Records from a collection
----
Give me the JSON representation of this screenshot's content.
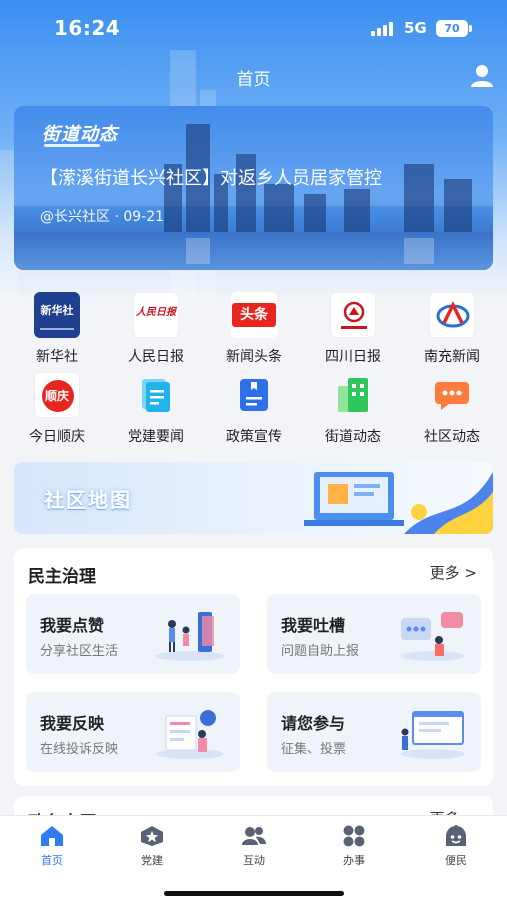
{
  "status": {
    "time": "16:24",
    "network": "5G",
    "battery": "70"
  },
  "header": {
    "title": "首页",
    "profile_icon": "user-icon"
  },
  "banner": {
    "brand": "街道动态",
    "headline": "【潆溪街道长兴社区】对返乡人员居家管控",
    "meta": "@长兴社区 · 09-21"
  },
  "apps": [
    {
      "label": "新华社",
      "icon": "xinhua-logo"
    },
    {
      "label": "人民日报",
      "icon": "peoples-daily-logo"
    },
    {
      "label": "新闻头条",
      "icon": "toutiao-logo"
    },
    {
      "label": "四川日报",
      "icon": "sichuan-daily-logo"
    },
    {
      "label": "南充新闻",
      "icon": "nanchong-news-logo"
    },
    {
      "label": "今日顺庆",
      "icon": "shunqing-logo"
    },
    {
      "label": "党建要闻",
      "icon": "document-icon"
    },
    {
      "label": "政策宣传",
      "icon": "file-icon"
    },
    {
      "label": "街道动态",
      "icon": "building-icon"
    },
    {
      "label": "社区动态",
      "icon": "chat-bubble-icon"
    }
  ],
  "app_logos": {
    "xinhua": "新华社",
    "peoples_daily": "人民日报",
    "toutiao": "头条",
    "shunqing": "顺庆"
  },
  "map_banner": {
    "title": "社区地图"
  },
  "governance": {
    "title": "民主治理",
    "more": "更多 >",
    "cards": [
      {
        "title": "我要点赞",
        "subtitle": "分享社区生活"
      },
      {
        "title": "我要吐槽",
        "subtitle": "问题自助上报"
      },
      {
        "title": "我要反映",
        "subtitle": "在线投诉反映"
      },
      {
        "title": "请您参与",
        "subtitle": "征集、投票"
      }
    ]
  },
  "section2": {
    "title": "政务大厅",
    "more": "更多 >"
  },
  "tabbar": [
    {
      "label": "首页",
      "icon": "home-icon",
      "active": true
    },
    {
      "label": "党建",
      "icon": "party-star-icon"
    },
    {
      "label": "互动",
      "icon": "people-icon"
    },
    {
      "label": "办事",
      "icon": "grid-icon"
    },
    {
      "label": "便民",
      "icon": "service-icon"
    }
  ],
  "colors": {
    "primary": "#2f7cf0",
    "hero": "#3b8ef0",
    "card_bg": "#eff4fb"
  }
}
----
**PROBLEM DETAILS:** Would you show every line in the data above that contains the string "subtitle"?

**SOLUTION:**
        "subtitle": "分享社区生活"
        "subtitle": "问题自助上报"
        "subtitle": "在线投诉反映"
        "subtitle": "征集、投票"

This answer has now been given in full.